Günther Herbst

Artforum, October 2009, pp. 250-251

To begin, a small digression: Back in 1999, the first Liverpool Biennial included ten works by Doris Salcedo. Made from old wooden wardrobes and plaster, each individual piece combined two or three wardrobes into a single block, the smaller objects partially disappearing into the plaster-filled depths of the larger ones as if into the fog of the past. Displayed in the Anglican Cathedral, the works were lauded as affecting memorials to the “disappeared” victims of oppressive regimes. Yet this posed questions: Why make a series? Wouldn’t a single work, in the manner of the Unknown Soldier, have been more eloquent? The production of a number of sculptural arrangements seemed to undermine the “hot” phenomenological-expressivist rhetoric of pathos and human testimony. They either became a succession of “cool” formal sculptural experiments or – blasphemy! – an exercise in eking out extra profit from a single concept.

The skillful, concentrated, hard-worked little oil-and-acrylic paintings in Günther Herbst’s exhibition are recent additions to a project begun, coincidentally, around the time of the aforementioned exhibition. Conceptually, though, they are its diametrical opposite. Herbst self-consciously collides the antitheses of formalism and social commitment. Their resulting failure to synthesize, and the problems raised thereby, become the focus of the work. At first glance, the show’s seven paintings look, frankly, rather fashionable. Waterloo Road 1, 2, and 3 (all works 2009), for example, hint at a range of contemporary references: hard-edged, zigzagging (Martin Boyce-ish) linear patterns and brightly colored (Sarah Morris-ish) checkerboards sit alongside passages of well-realized (Patrick Caulfield-ish) photo- transcription and (Gerhard Richter-ish) dragged impasto. These elements combine to form tilting perspectives and disorienting (Leipzig School-ish) neither-indoor-nor-outdoor spaces. However, a longer look reveals the transcribed fragments to be images of urban detritus: plastic bread crates, a bulging black trash bag, a stained mattress, and so on. The show’s press release confirms that all seven paintings are extrapolations of Herbst’s long-term preoccupation with photographing the improvised shelters of London’s homeless population. This is made plainer in the other paintings on show, Tottenham Court Road 2, 3, 4, and 5, which are derived from shots of street sleepers’ cardboard-box “nests,” sagging or flattened heaps of corrugated brown panels arranged in the hope of winning their occupants some privacy and protection from the elements.

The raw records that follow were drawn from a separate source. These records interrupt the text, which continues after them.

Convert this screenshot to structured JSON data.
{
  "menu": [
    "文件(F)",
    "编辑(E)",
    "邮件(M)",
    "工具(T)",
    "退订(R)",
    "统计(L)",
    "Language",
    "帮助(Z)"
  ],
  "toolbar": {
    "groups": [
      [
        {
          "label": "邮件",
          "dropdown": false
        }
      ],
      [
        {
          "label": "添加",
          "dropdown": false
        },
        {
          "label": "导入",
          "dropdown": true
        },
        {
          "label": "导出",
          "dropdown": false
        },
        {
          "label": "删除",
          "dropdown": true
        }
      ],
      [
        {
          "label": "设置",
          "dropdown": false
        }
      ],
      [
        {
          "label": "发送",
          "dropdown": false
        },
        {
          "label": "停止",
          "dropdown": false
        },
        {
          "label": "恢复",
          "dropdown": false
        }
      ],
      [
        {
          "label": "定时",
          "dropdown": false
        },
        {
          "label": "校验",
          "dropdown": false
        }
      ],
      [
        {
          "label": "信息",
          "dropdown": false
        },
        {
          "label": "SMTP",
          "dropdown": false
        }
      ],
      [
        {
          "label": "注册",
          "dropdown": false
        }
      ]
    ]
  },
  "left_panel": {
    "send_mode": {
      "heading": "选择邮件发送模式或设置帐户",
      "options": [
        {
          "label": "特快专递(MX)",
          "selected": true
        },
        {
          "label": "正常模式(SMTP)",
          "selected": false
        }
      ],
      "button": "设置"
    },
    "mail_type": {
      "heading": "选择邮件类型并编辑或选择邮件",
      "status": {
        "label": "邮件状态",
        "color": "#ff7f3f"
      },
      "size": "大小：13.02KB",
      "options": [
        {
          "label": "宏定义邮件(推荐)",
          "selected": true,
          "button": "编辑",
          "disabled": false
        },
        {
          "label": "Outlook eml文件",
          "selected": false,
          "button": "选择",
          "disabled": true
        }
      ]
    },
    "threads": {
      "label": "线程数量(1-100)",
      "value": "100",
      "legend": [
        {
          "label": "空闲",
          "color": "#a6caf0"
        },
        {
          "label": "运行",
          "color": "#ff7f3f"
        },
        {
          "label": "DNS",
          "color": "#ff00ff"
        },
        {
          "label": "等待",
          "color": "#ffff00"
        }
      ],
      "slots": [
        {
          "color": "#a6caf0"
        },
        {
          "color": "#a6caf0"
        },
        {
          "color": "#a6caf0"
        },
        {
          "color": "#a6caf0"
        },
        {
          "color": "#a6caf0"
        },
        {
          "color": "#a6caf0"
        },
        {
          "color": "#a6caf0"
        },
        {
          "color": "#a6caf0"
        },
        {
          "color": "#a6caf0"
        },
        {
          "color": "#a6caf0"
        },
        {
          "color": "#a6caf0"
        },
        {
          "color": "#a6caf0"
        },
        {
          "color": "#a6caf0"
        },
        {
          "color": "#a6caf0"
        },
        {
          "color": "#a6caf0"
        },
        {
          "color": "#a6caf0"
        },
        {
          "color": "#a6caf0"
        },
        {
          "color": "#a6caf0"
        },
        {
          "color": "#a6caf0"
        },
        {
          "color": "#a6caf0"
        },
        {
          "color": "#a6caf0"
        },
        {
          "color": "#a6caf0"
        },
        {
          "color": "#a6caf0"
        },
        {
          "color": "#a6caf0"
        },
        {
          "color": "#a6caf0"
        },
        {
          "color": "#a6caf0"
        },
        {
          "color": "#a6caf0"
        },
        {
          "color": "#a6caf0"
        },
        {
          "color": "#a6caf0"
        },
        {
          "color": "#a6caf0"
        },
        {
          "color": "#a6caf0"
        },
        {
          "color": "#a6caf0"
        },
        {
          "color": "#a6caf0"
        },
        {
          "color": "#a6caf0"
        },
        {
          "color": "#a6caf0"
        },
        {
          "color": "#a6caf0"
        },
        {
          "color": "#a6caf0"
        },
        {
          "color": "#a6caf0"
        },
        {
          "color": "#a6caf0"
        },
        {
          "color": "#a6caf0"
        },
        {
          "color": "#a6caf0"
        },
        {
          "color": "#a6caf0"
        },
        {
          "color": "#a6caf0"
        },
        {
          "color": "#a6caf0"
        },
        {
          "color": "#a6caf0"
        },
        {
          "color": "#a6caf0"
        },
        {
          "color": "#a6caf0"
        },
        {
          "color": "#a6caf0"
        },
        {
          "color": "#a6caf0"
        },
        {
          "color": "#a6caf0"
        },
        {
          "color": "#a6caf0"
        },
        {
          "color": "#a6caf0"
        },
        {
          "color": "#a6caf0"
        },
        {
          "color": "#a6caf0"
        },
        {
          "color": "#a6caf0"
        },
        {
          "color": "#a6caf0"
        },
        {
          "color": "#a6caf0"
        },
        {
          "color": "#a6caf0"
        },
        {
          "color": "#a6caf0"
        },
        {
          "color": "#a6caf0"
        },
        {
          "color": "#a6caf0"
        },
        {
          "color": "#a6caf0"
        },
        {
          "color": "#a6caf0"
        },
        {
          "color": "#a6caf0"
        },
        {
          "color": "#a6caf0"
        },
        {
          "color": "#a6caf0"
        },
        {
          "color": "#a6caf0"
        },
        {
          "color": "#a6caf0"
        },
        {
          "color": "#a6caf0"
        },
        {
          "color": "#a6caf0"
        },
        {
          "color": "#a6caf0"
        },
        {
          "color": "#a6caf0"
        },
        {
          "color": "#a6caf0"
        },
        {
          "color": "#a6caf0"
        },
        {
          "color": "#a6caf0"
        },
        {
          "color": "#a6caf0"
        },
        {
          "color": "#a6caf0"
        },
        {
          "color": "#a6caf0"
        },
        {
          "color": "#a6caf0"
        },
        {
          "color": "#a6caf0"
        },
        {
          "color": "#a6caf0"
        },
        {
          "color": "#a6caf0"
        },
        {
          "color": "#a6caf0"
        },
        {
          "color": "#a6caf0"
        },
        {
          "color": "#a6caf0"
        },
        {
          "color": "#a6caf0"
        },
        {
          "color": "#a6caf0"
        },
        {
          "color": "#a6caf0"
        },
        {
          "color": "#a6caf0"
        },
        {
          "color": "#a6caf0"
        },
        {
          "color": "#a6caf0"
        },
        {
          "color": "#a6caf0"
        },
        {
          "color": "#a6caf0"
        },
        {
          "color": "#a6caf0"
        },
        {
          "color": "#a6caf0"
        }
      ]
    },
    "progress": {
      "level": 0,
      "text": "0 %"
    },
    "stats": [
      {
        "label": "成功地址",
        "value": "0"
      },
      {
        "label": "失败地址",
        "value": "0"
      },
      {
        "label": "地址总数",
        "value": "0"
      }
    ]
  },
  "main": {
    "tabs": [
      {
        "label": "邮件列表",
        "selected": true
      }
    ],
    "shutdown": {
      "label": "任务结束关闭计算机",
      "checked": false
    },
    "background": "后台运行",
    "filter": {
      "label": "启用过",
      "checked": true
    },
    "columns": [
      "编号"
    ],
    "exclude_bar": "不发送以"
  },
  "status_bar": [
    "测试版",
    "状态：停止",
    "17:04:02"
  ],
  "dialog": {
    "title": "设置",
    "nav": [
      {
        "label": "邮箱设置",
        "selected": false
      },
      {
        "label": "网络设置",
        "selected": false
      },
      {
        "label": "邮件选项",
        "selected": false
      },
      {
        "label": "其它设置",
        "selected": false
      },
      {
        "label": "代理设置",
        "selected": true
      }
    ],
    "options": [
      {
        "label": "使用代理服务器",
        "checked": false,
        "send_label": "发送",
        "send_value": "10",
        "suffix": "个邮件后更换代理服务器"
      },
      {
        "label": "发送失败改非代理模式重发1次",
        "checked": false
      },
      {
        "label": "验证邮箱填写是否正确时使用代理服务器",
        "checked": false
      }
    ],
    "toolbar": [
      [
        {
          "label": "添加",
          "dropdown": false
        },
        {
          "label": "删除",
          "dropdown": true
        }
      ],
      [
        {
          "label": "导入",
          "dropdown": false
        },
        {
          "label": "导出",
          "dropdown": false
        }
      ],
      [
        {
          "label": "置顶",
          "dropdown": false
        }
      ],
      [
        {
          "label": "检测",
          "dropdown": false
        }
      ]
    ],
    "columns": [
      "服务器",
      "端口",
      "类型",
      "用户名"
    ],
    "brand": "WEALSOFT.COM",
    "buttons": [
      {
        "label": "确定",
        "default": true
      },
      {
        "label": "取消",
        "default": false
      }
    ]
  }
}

There is no pathos here, though. Herbst co-opts the visual data quite instrumentally for his formal pursuits. The photographs are cropped, edited, and rotated. Planes and lines are superimposed and colors and textures transformed to follow each individual image’s logic and the artist’s choice of references. A wide variety of painting techniques are deployed convincingly; the compositions are tense and well calibrated; and the range of modernist and contemporary quotes emphasizes and complicates the reassertion of the old autonomy-commitment dilemma in the present. 

Gnawing on the same critical bone, Santiago Sierra has sketched art’s political potential in terms of its offering “a narrow margin through which one can convey blame.” However, the “hot” project of delivering chastisement (“You, the privileged gallery-goer, are deriving aesthetic pleasure from the spectacle of another’s exploitation or suffering”) seems random and ultimately futile. In contrast, Herbst’s “cool” project lodges questions rather than accusations. Most pressingly, it asks what we might come to understand from the emulation of the labor of the street sleeper in the artist’s highly focused, sustained, repetitious, and presumably solitary formalist enquiry. Is it grotesque to suggest an equivalence? Is the former simply a function of desperate need, and the latter just a luxury?

Günther Herbst’s work was on show at One in the Other, London, UK between May 17 – June 24 2007

Copyright Rachel Withers & Artforum International Magazine, Inc. 2009